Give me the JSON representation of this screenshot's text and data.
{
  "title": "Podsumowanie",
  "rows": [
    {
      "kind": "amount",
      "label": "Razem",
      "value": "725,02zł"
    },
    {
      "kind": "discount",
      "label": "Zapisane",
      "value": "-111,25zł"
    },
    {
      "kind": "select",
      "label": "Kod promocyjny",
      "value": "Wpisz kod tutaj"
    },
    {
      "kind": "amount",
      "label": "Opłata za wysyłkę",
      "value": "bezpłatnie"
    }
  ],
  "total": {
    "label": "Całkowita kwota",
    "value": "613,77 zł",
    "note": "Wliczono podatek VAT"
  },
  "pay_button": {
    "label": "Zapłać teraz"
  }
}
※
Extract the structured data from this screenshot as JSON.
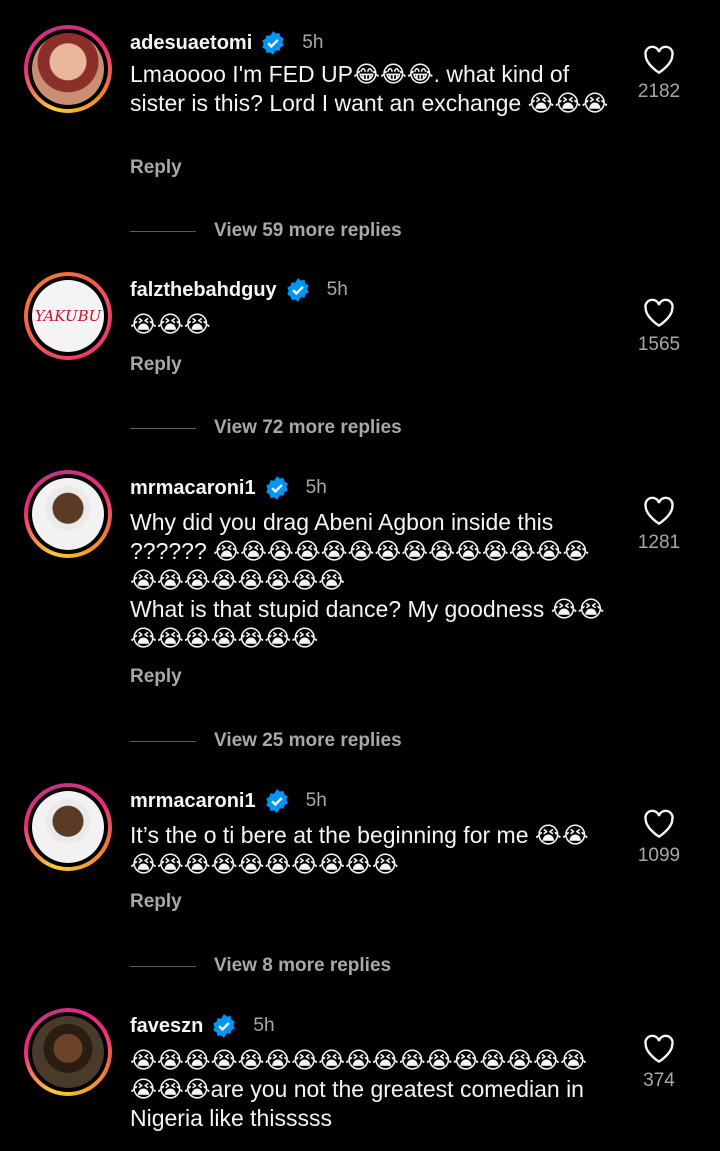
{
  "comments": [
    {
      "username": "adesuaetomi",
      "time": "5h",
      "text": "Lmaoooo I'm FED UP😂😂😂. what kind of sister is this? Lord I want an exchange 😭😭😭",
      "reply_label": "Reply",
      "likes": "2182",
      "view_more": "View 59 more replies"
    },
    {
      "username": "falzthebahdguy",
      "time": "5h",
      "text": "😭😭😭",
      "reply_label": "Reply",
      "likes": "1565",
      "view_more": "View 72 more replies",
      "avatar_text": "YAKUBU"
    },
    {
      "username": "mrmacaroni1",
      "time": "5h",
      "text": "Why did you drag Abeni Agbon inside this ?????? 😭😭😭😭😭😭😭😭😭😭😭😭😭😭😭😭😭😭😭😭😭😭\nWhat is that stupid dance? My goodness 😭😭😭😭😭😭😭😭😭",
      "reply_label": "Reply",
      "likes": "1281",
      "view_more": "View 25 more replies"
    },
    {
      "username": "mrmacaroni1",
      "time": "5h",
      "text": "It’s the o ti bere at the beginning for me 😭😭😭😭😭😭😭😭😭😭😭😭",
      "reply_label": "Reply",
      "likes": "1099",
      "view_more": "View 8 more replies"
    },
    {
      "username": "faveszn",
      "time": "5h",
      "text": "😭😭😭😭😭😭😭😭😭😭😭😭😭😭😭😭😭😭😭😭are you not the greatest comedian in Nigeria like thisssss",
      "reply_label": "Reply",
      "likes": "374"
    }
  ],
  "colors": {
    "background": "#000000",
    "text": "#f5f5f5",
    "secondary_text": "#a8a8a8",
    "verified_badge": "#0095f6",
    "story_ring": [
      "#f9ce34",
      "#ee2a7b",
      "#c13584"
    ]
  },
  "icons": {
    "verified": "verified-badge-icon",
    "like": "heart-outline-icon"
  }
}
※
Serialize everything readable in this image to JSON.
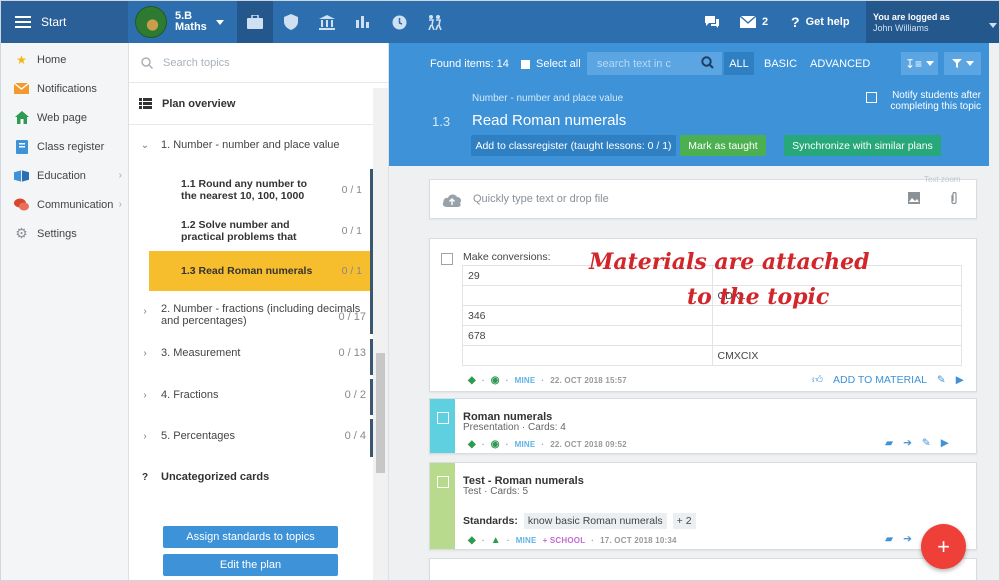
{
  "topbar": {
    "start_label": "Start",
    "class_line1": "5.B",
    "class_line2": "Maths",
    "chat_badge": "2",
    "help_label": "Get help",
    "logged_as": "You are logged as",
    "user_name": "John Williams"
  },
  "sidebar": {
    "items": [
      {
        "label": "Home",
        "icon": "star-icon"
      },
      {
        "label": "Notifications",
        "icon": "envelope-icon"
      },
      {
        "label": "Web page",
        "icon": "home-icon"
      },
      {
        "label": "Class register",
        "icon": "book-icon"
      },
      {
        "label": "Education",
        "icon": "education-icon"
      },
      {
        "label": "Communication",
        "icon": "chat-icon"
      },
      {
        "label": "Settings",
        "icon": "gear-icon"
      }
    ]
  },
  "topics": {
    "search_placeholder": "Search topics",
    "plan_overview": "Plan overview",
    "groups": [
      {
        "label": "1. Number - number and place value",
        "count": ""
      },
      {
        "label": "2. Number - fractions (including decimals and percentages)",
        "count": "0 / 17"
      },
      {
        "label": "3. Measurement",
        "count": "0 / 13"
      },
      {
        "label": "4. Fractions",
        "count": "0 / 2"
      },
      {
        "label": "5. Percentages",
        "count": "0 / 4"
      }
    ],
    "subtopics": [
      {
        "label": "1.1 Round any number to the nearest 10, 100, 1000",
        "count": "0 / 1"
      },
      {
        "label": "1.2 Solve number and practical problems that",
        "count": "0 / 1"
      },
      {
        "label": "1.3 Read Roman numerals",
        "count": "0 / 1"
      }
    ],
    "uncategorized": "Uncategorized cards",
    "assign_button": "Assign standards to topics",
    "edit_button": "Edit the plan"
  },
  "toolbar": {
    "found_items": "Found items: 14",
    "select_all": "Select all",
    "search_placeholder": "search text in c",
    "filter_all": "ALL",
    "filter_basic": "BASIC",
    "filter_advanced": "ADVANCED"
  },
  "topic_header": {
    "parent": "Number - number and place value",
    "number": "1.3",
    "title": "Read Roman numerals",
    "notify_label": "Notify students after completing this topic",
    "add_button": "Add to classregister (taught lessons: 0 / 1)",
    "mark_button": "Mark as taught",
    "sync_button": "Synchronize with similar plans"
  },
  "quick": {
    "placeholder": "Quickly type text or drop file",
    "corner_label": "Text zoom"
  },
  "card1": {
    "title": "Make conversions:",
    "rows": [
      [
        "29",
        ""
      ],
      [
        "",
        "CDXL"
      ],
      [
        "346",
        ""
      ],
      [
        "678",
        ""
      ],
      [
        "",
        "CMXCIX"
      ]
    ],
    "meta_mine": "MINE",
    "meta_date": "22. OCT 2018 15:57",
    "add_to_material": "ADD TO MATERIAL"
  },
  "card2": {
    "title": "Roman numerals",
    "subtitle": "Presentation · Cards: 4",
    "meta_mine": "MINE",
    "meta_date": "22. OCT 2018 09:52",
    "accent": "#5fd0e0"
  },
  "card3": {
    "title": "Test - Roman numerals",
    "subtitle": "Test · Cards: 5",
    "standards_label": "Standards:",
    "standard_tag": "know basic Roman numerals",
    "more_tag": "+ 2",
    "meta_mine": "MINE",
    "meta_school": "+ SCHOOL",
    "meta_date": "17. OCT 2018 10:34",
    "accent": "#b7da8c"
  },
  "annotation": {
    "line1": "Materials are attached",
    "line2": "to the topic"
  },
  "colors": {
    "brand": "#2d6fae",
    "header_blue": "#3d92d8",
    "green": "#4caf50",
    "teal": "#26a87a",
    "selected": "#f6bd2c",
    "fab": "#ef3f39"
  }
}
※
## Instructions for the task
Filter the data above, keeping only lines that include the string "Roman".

## Response for this exercise
        "label": "1.3 Read Roman numerals",
    "title": "Read Roman numerals",
    "title": "Roman numerals",
    "title": "Test - Roman numerals",
    "standard_tag": "know basic Roman numerals",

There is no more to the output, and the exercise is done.